    In addition to implying this student is a Nazi in a later post he suggested that one commentor who diagreed with him is schizophrenic. Way to keep it classy Mike!

    Marymallone said: Would anyone else feel apprehensive about being operated on by this man? “The frontal lobe doesn’t need to be operated on, despite the tumour; I don’t believe anything is wrong with this brain, despite alleged evidence to the contrary”

    Oh it is that bad. Egnor has said that large parts of the brain can be removed without specific loss of function.

    http://tantalusprime.blogspot.com/2011/08/as-usual-i-am-late-to-party.html?m=1

    Commentors have suggested he remove his frontal lobe to prove his assertion. I suspect he already has.

  • Jack Krebs

    Actually, Burt coined the term Egnorance (a great neologism)for the blatherings of Egnor long before Egnor got a blog, and in a typicaly egnorant fashion, Egnor later adopted it for the name of his blog. Talk about clueless.

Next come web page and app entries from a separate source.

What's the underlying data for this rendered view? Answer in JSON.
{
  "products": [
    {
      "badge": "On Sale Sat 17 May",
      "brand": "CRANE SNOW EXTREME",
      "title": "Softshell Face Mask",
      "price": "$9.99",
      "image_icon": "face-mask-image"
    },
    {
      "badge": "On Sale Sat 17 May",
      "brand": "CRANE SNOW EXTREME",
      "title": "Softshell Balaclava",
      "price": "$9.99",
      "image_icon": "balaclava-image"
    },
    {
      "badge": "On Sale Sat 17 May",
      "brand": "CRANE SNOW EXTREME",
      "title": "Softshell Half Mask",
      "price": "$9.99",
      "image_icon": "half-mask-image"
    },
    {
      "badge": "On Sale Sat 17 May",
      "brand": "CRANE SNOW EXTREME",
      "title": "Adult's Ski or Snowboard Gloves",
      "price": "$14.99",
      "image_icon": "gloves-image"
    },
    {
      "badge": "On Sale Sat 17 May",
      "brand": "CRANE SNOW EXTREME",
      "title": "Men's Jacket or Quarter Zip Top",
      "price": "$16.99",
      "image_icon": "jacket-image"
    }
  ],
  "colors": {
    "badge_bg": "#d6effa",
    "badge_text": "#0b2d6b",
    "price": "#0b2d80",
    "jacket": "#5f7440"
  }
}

  • http://polrant@blogspot.com democommie

    “Actually Egnor has said before he would be hunky dory with an Islamic prayer being posted in schools if the majority of students were Muslim.”

    I’m assuming he means Madrassahs which are like schuls and the Kindergarten of Gethsemane, um, private, not public.

    I suspect his hunky doryness would slide into handwavingibberishspoutin’ if such a thing happened in, say, Dearborn, MI.

  • tantalusprime

    Democommie said: I’m assuming he means Madrassahs which are like schuls and the Kindergarten of Gethsemane, um, private, not public.

    As I recall (and I don’t have the refernce to back it up) he was talking about public schools specifically. Basically freedom of speech for individuals and government entities trump all other rights in the Constitution as I read him.

    One thing I have learned from reading Egnor: don’t challenge him with counter examples to his position because he has no problem riding that slippery slope train all the way to crazy town.

  • scifi1

    @Aaron

    I don’t think it’s their knees they’re jerkin’…; -D